Revamping a store’s look from time to time to freshen up the customer experience doesn’t have to mean throwing all the current elements in the bin. Display items that will no longer be used but are still in good condition can be sold as second-hand, and there are even specific vendors for this online. Sometimes all existing fixtures need is a new coat of paint or a makeover with a few selected vintage items.
Business owners are advised to opt for systems with a multi-year availability guarantee and to give preference to recycled materials and regional products and companies that can deliver straightforwardly and without having to cover long distances.
Instead of lots of disposable pens, put a good fountain pen with replaceable cartridges alongside a clutch pencil, a dry highlighter, unpainted colouring pencils made from wood from sustainable forestry, a wooden ruler, an eraser made from natural rubber and paper adhesive tape. Notebooks don’t need coloured plastic covers and can instead be coloured with crayons. Everything needed is to hand, everything else is passed on – this keeps the desk drawer tidy and the desk orderly. The good news for retailers is that customers who value sustainable products are very willing to pay more for good quality.
Ideas and creativity are needed to reflect the zero-waste concept in product presentations. Upcycling and natural materials can be used to create eye-catching displays without adding to the waste pile.
Twigs, moss and grass work well in tabletop designs for craft materials in the autumn. Tin cans or jars filled with pens, paperclips, erasers and stamps can be dangled on colourful ribbons above a table. And high-quality fabrics, glass containers, baskets and wooden podiums can be used year after year for different presentations. Businesses with multiple stores should take existing presentations “on a tour” of their various outlets, while specialist retailers should encourage manufacturing companies to set up a décor pool and make decorative elements available to borrow.
We can take an important first step by realising that disposable packaging and other waste are valuable resources and also speaking with suppliers about how much plastic waste is used to package goods. We can all carry this commitment further in discussions with customers and on social media and make our world a more sustainable place through many small steps.
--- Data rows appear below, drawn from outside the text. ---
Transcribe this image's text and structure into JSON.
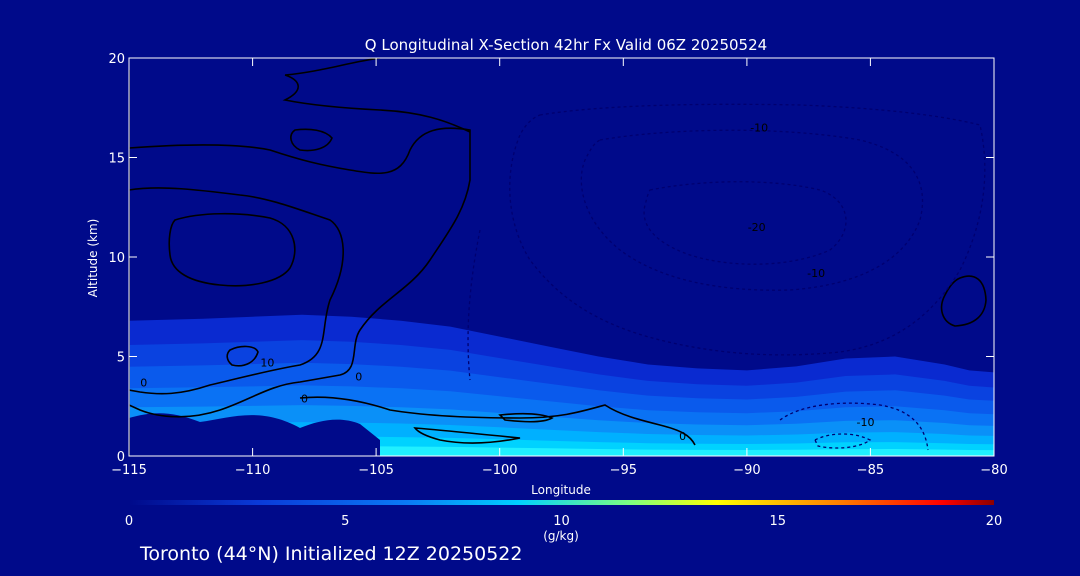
{
  "chart_data": {
    "type": "contour",
    "title": "Q Longitudinal X-Section 42hr  Fx Valid 06Z 20250524",
    "xlabel": "Longitude",
    "ylabel": "Altitude (km)",
    "xlim": [
      -115,
      -80
    ],
    "ylim": [
      0,
      20
    ],
    "x_ticks": [
      -115,
      -110,
      -105,
      -100,
      -95,
      -90,
      -85,
      -80
    ],
    "x_tick_labels": [
      "−115",
      "−110",
      "−105",
      "−100",
      "−95",
      "−90",
      "−85",
      "−80"
    ],
    "y_ticks": [
      0,
      5,
      10,
      15,
      20
    ],
    "y_tick_labels": [
      "0",
      "5",
      "10",
      "15",
      "20"
    ],
    "filled_field": {
      "variable": "Q",
      "units": "(g/kg)",
      "colorbar_range": [
        0,
        20
      ],
      "colorbar_ticks": [
        0,
        5,
        10,
        15,
        20
      ],
      "colorbar_tick_labels": [
        "0",
        "5",
        "10",
        "15",
        "20"
      ],
      "colors": [
        "#0a28c8",
        "#0a6af0",
        "#00c8ff",
        "#7fff80",
        "#ffff00",
        "#ff7f00",
        "#ff0000",
        "#8b0000"
      ],
      "moist_layer_top_km": [
        6.8,
        6.9,
        7.0,
        7.1,
        7.0,
        6.8,
        6.5,
        6.0,
        5.5,
        5.0,
        4.6,
        4.4,
        4.3,
        4.5,
        4.9,
        5.0,
        4.6,
        4.3,
        4.2
      ],
      "moist_layer_x": [
        -115,
        -112,
        -110,
        -108,
        -106,
        -104,
        -102,
        -100,
        -98,
        -96,
        -94,
        -92,
        -90,
        -88,
        -86,
        -84,
        -82,
        -81,
        -80
      ]
    },
    "contour_labels": [
      {
        "text": "-10",
        "lon": -89.5,
        "alt": 16.3
      },
      {
        "text": "-20",
        "lon": -89.6,
        "alt": 11.3
      },
      {
        "text": "-10",
        "lon": -87.2,
        "alt": 9.0
      },
      {
        "text": "0",
        "lon": -105.7,
        "alt": 3.8
      },
      {
        "text": "0",
        "lon": -107.9,
        "alt": 2.7
      },
      {
        "text": "0",
        "lon": -92.6,
        "alt": 0.8
      },
      {
        "text": "10",
        "lon": -109.4,
        "alt": 4.5
      },
      {
        "text": "0",
        "lon": -114.4,
        "alt": 3.5
      },
      {
        "text": "-10",
        "lon": -85.2,
        "alt": 1.5
      }
    ]
  },
  "footer": {
    "station_text": "Toronto (44°N) Initialized 12Z 20250522"
  },
  "colors": {
    "background": "#000a8a",
    "axis": "#ffffff",
    "contour_solid": "#000000",
    "contour_dashed": "#000060"
  }
}
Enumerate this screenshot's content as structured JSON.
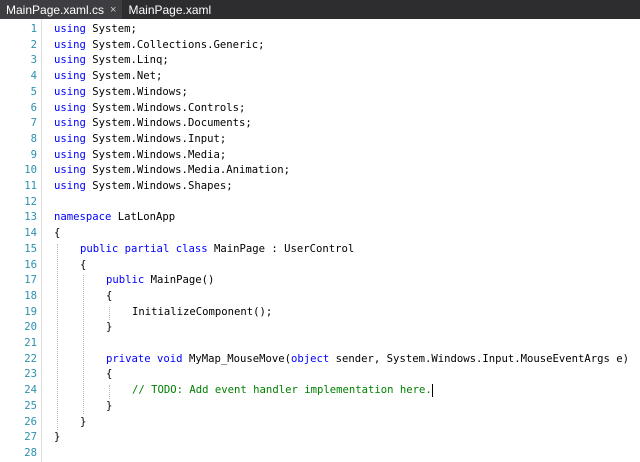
{
  "tabs": [
    {
      "label": "MainPage.xaml.cs",
      "close": "×",
      "active": true
    },
    {
      "label": "MainPage.xaml",
      "active": false
    }
  ],
  "lines": [
    {
      "n": "1",
      "indent": 0,
      "parts": [
        {
          "t": "using",
          "c": "kw"
        },
        {
          "t": " System;"
        }
      ]
    },
    {
      "n": "2",
      "indent": 0,
      "parts": [
        {
          "t": "using",
          "c": "kw"
        },
        {
          "t": " System.Collections.Generic;"
        }
      ]
    },
    {
      "n": "3",
      "indent": 0,
      "parts": [
        {
          "t": "using",
          "c": "kw"
        },
        {
          "t": " System.Linq;"
        }
      ]
    },
    {
      "n": "4",
      "indent": 0,
      "parts": [
        {
          "t": "using",
          "c": "kw"
        },
        {
          "t": " System.Net;"
        }
      ]
    },
    {
      "n": "5",
      "indent": 0,
      "parts": [
        {
          "t": "using",
          "c": "kw"
        },
        {
          "t": " System.Windows;"
        }
      ]
    },
    {
      "n": "6",
      "indent": 0,
      "parts": [
        {
          "t": "using",
          "c": "kw"
        },
        {
          "t": " System.Windows.Controls;"
        }
      ]
    },
    {
      "n": "7",
      "indent": 0,
      "parts": [
        {
          "t": "using",
          "c": "kw"
        },
        {
          "t": " System.Windows.Documents;"
        }
      ]
    },
    {
      "n": "8",
      "indent": 0,
      "parts": [
        {
          "t": "using",
          "c": "kw"
        },
        {
          "t": " System.Windows.Input;"
        }
      ]
    },
    {
      "n": "9",
      "indent": 0,
      "parts": [
        {
          "t": "using",
          "c": "kw"
        },
        {
          "t": " System.Windows.Media;"
        }
      ]
    },
    {
      "n": "10",
      "indent": 0,
      "parts": [
        {
          "t": "using",
          "c": "kw"
        },
        {
          "t": " System.Windows.Media.Animation;"
        }
      ]
    },
    {
      "n": "11",
      "indent": 0,
      "parts": [
        {
          "t": "using",
          "c": "kw"
        },
        {
          "t": " System.Windows.Shapes;"
        }
      ]
    },
    {
      "n": "12",
      "indent": 0,
      "parts": []
    },
    {
      "n": "13",
      "indent": 0,
      "parts": [
        {
          "t": "namespace",
          "c": "kw"
        },
        {
          "t": " LatLonApp"
        }
      ]
    },
    {
      "n": "14",
      "indent": 0,
      "parts": [
        {
          "t": "{"
        }
      ]
    },
    {
      "n": "15",
      "indent": 1,
      "parts": [
        {
          "t": "public",
          "c": "kw"
        },
        {
          "t": " "
        },
        {
          "t": "partial",
          "c": "kw"
        },
        {
          "t": " "
        },
        {
          "t": "class",
          "c": "kw"
        },
        {
          "t": " MainPage : UserControl"
        }
      ]
    },
    {
      "n": "16",
      "indent": 1,
      "parts": [
        {
          "t": "{"
        }
      ]
    },
    {
      "n": "17",
      "indent": 2,
      "parts": [
        {
          "t": "public",
          "c": "kw"
        },
        {
          "t": " MainPage()"
        }
      ]
    },
    {
      "n": "18",
      "indent": 2,
      "parts": [
        {
          "t": "{"
        }
      ]
    },
    {
      "n": "19",
      "indent": 3,
      "parts": [
        {
          "t": "InitializeComponent();"
        }
      ]
    },
    {
      "n": "20",
      "indent": 2,
      "parts": [
        {
          "t": "}"
        }
      ]
    },
    {
      "n": "21",
      "indent": 0,
      "parts": []
    },
    {
      "n": "22",
      "indent": 2,
      "parts": [
        {
          "t": "private",
          "c": "kw"
        },
        {
          "t": " "
        },
        {
          "t": "void",
          "c": "kw"
        },
        {
          "t": " MyMap_MouseMove("
        },
        {
          "t": "object",
          "c": "kw"
        },
        {
          "t": " sender, System.Windows.Input.MouseEventArgs e)"
        }
      ]
    },
    {
      "n": "23",
      "indent": 2,
      "parts": [
        {
          "t": "{"
        }
      ]
    },
    {
      "n": "24",
      "indent": 3,
      "parts": [
        {
          "t": "// TODO: Add event handler implementation here.",
          "c": "cm"
        }
      ],
      "caret": true
    },
    {
      "n": "25",
      "indent": 2,
      "parts": [
        {
          "t": "}"
        }
      ]
    },
    {
      "n": "26",
      "indent": 1,
      "parts": [
        {
          "t": "}"
        }
      ]
    },
    {
      "n": "27",
      "indent": 0,
      "parts": [
        {
          "t": "}"
        }
      ]
    },
    {
      "n": "28",
      "indent": 0,
      "parts": []
    }
  ]
}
Find out from Sabine Gauditz at InsightsTalks how you can design a more eco-friendly POS. She will give a talk from 1:30 pm to 2:00 pm on Friday, 7 October 2022, at Insights-X in the InsightsArena on the topic of the green point of sale.
Our global overconsumption of energy and resources is a known issue. It’s reflected in the fact that, for example, Earth Overshoot Day 2022 for Germany was set at 4 May. The organisation Global Footprint Network has worked out that if the entire world’s population lived like the people of Germany, then all the available resources that can be regenerated sustainably for the whole year in purely mathematical terms would already be used up by that date.
A rethink is long overdue in all areas and this poses an additional challenge for brick-and-mortar retailers. After all, customers looking to reduce their carbon footprint are not simply reconsidering their own behaviour but also putting brands, products and retailers under the microscope.
There are a variety of ways to create a positive carbon footprint, with avoiding waste being one major area. After all, the less rubbish we produce, the less energy is wasted on disposing of it and the fewer raw materials are consumed to produce unnecessary things. Customers participating in the zero-waste movement look for unpackaged goods, only buy what they really need and choose products that can be composted, refilled and recycled. The onus is on retailers to have tailored solutions and suitable products in their range.